Work request | Copy every line of the data in which the word "ĐOẠN" occurs.

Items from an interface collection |

* * * * *

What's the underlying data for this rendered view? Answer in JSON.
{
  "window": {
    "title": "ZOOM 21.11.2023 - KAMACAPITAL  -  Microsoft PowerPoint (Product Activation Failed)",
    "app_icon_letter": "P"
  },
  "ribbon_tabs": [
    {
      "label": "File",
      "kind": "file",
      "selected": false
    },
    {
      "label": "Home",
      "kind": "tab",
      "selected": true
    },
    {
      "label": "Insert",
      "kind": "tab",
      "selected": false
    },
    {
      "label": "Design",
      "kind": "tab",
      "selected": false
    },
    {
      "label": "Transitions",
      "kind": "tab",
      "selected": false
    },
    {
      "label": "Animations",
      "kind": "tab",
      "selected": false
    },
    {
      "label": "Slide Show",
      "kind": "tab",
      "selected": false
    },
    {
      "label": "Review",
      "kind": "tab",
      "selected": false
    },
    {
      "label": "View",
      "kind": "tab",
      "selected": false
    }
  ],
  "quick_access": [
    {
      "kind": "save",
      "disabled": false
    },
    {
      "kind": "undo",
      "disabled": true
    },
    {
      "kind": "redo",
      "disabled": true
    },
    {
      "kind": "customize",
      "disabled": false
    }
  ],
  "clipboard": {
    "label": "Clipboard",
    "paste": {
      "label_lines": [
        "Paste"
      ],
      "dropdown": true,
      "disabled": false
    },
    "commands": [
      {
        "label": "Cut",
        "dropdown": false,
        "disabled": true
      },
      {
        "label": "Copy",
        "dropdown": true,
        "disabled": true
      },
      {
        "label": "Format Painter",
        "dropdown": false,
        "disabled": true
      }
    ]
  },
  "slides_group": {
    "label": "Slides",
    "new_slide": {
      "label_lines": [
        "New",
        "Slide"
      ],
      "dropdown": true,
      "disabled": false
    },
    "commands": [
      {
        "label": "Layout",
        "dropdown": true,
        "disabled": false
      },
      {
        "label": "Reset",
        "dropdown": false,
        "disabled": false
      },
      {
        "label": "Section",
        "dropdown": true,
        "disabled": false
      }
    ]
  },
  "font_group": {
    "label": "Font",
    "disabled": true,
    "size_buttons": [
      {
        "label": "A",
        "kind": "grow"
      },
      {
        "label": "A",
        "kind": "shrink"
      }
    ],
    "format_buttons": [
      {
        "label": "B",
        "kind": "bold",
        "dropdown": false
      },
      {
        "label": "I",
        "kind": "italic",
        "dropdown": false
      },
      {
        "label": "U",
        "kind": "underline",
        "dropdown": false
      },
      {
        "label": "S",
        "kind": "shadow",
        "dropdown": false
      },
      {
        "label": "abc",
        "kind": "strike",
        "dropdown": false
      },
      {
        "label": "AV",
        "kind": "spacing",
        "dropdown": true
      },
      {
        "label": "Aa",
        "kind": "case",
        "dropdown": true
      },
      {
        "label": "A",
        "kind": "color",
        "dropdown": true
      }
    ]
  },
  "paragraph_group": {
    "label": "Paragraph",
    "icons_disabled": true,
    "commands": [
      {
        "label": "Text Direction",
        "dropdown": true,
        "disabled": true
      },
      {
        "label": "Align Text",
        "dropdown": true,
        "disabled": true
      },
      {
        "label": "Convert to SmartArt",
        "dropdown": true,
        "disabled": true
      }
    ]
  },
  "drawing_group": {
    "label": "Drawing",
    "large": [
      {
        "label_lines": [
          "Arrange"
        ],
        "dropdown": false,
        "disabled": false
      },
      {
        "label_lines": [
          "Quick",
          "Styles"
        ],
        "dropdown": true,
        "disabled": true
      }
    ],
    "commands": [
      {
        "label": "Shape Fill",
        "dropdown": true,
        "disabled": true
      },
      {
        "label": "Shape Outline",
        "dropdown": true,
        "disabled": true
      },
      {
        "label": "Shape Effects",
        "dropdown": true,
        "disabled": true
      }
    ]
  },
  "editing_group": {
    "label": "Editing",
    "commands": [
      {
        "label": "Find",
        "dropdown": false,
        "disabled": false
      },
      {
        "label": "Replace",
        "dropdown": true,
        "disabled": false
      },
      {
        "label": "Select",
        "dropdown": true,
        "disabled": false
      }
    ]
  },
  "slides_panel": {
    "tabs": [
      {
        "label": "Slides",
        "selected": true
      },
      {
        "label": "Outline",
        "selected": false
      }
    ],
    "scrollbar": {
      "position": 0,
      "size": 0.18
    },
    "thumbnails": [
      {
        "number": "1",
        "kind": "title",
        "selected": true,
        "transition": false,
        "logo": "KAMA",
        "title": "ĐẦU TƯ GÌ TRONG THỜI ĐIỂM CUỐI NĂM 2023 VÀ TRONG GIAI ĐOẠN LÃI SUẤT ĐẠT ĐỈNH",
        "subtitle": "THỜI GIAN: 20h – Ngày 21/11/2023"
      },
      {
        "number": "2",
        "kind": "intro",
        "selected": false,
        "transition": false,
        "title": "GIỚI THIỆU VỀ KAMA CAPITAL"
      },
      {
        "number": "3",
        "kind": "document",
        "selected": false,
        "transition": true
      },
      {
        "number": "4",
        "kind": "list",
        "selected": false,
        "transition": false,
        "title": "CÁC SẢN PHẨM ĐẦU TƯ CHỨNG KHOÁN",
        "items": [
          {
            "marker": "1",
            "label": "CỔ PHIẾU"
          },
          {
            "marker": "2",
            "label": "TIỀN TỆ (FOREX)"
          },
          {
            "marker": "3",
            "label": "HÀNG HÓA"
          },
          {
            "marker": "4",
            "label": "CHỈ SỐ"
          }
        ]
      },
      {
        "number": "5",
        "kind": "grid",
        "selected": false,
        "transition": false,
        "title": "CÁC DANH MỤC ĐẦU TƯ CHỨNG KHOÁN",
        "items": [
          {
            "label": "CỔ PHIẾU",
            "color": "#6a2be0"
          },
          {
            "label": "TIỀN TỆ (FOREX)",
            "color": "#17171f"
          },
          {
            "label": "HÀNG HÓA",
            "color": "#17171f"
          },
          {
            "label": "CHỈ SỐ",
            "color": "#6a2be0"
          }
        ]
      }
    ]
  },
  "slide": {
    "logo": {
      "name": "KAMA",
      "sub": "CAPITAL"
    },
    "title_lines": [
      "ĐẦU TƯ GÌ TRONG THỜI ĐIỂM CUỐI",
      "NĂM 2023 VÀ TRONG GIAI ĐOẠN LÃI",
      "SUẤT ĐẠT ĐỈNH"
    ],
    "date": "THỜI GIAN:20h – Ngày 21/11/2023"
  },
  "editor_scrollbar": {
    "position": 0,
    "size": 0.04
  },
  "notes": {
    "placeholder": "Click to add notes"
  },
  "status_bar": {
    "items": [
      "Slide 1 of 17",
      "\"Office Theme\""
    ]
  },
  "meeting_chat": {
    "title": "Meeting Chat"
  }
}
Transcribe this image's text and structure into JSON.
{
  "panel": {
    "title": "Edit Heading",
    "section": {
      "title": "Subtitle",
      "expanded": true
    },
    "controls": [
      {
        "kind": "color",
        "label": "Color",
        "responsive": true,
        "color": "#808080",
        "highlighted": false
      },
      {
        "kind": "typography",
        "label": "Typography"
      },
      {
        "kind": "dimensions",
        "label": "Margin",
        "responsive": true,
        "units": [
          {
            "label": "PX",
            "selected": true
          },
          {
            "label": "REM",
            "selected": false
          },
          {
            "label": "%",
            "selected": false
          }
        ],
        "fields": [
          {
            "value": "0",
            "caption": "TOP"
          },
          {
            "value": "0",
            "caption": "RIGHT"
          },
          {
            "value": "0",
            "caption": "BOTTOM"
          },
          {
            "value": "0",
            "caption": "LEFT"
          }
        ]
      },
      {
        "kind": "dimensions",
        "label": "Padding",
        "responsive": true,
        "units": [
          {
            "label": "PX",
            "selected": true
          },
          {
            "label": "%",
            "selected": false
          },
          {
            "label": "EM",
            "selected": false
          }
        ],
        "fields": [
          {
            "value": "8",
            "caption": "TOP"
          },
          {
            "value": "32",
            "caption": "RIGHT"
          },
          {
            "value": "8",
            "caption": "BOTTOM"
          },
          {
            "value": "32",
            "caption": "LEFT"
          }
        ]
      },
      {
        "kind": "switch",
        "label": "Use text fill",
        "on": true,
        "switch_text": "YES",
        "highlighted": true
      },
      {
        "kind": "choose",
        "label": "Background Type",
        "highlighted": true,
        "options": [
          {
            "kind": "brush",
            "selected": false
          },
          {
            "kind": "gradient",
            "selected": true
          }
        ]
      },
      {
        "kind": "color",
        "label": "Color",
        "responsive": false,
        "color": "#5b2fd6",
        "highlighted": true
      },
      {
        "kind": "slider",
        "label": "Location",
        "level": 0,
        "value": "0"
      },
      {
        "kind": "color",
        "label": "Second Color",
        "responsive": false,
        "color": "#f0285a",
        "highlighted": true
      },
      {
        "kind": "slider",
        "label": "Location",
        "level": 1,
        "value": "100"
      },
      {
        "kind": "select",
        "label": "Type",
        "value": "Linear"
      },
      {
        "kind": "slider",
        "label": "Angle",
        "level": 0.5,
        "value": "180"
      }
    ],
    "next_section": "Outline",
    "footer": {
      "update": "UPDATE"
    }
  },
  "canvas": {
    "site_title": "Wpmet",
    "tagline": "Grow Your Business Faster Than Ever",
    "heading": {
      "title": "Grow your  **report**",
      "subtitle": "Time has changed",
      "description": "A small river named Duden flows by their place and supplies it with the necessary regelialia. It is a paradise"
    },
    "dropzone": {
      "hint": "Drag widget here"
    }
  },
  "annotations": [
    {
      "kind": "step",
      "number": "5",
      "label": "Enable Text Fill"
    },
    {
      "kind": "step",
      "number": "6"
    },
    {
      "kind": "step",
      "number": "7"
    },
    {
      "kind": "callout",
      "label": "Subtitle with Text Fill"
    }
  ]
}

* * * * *

Task solution |
        "title": "ĐẦU TƯ GÌ TRONG THỜI ĐIỂM CUỐI NĂM 2023 VÀ TRONG GIAI ĐOẠN LÃI SUẤT ĐẠT ĐỈNH",
      "NĂM 2023 VÀ TRONG GIAI ĐOẠN LÃI",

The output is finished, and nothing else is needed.